Do I dare admit that I kinda like Scorpion? I can hardly believe it myself because the shows rides hard a number of smart-people stereotypes, but goodness is it bizarrely entertaining at times. Without getting to bogged down in all the (bad) details, Scorpion bands together yet another rag-tag team of highly intelligent people who help (and “help”) the FBI solve tech-related crimes. Collectively, and unfortunately, the folks in the group all fall under the Hollywood umbrella of “geeks and/or nerds.” But individually, the cast is quirky, smart, and is as chemically balanced as a tech-based dramady needs to be. Plus, it tackles, if awkwardly, the question of social aptitude when things like autism, introvertedness, disability, and even depression are involved. The show never goes so far as to become an after-school special, but those of us in the geek/nerd realm instantly recognize and identify with the issues that arise. The fact that the show has incorporated a character that “helps the others connect properly with the real world,” doesn’t make for the perfect equation, but as long as that function doesn’t veer into parody, it’s a step in a direction that I’m okay with.
In other news, The Flash has been added to the watching rotation, and I don’t have much to say about it…yet. I like the overall story that’s been presented, and I enjoy watching the young Barry Allen play around with his status as a “meta-human,” but not much else is catching my full attention. Then again, I have a pretty short attention span, soooo… Anyhow, that’s sorta how its big brother Arrow started out. It took a good season and a bit for that show to find its footing. Despite some considerable missteps (Felicity was a great character until they took away much of her backbone in favor of becoming the “pretty one” this season), Arrow remains a very solid and entertaining (if soapy) show.
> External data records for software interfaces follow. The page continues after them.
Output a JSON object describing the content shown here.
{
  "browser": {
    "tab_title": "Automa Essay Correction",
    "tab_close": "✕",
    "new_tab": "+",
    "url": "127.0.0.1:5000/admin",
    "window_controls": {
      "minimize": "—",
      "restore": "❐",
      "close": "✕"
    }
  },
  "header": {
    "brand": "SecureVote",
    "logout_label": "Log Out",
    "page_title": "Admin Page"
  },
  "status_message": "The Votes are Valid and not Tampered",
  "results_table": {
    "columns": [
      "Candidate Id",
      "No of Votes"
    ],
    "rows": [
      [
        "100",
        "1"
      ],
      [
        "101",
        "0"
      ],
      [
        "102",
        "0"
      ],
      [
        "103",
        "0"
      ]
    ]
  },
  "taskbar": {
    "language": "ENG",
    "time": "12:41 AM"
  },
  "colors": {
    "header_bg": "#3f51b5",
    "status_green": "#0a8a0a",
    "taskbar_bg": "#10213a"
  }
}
That should be TV enough for one weekend. And frankly, just about everything seems like filler until (1) I can get around to new episodes of The Walking Dead and (2) the start of the third season of Hannibal some time next year.
What shows have been filling your television coffers lately?
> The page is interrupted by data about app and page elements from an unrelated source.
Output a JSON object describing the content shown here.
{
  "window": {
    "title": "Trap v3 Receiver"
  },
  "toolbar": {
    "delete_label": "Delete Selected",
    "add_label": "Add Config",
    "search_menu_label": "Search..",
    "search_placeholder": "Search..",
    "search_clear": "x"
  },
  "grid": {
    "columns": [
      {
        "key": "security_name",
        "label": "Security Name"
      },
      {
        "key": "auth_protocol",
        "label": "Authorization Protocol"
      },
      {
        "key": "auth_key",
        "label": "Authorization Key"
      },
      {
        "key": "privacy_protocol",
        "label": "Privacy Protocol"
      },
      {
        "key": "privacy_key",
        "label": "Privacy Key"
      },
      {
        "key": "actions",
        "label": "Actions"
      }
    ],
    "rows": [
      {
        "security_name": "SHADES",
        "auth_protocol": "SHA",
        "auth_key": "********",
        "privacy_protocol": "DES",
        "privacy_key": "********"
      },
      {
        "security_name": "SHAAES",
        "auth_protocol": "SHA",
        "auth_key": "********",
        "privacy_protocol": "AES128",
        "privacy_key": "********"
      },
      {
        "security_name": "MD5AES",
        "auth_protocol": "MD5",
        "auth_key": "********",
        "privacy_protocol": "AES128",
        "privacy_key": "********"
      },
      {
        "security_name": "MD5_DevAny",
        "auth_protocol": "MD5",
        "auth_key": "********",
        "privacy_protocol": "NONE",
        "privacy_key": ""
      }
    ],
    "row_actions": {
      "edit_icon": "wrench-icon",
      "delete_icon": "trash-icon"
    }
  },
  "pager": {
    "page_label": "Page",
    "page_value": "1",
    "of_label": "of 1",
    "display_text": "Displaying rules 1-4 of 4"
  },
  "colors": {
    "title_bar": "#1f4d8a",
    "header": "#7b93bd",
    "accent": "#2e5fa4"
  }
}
This week it’d be careless of me to not join my fellow GFNer simpleek in celebrating all things Dragon Age! (Please do check out her great post on Dragon Age Keep.) I too have been looking forward to this game ever since it was first announced. And now begins the process of treading the Internet very lightly in the effort to avoid major spoilers about the game. And it is a process, let me tell you, because although our copy of Dragon Age: Inquisition is now resting comfortably in our household gaming stash, it’ll be several weeks before I really get to sink my teeth into it.
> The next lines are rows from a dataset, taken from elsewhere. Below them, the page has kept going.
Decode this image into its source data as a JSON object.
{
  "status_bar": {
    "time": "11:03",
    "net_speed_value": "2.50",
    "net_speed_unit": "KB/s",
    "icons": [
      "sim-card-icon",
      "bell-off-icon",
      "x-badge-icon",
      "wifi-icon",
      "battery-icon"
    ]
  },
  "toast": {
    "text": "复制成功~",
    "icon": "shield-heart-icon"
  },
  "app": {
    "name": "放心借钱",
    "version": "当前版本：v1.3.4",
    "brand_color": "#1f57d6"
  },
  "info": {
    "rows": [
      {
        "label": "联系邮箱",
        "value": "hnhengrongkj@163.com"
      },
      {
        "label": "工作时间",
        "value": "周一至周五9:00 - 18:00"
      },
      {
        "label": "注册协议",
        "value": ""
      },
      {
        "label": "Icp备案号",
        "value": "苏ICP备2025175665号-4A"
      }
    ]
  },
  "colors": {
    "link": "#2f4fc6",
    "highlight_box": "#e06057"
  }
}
Although we’re still a couple weeks away from Thanksgiving, “that holiday feeling” is slowing but surely creeping in. Black Friday sales are already in the news. Christmas commercials have started popping up on TV. And Starbucks has rolled out their seasonal red cups. (If THAT isn’t a sign of the season nowadays, I don’t know what is!) I used to surge into the end-of-the-year holidays like a steamroller on red and green steroids, but my tsunami of cheer has lost much of its will, having been eroded away by time and commitments and life in general. But that doesn’t mean that I don’t look forward to a few holiday indulgences, especially when it comes to one of the biggest joys in life: food.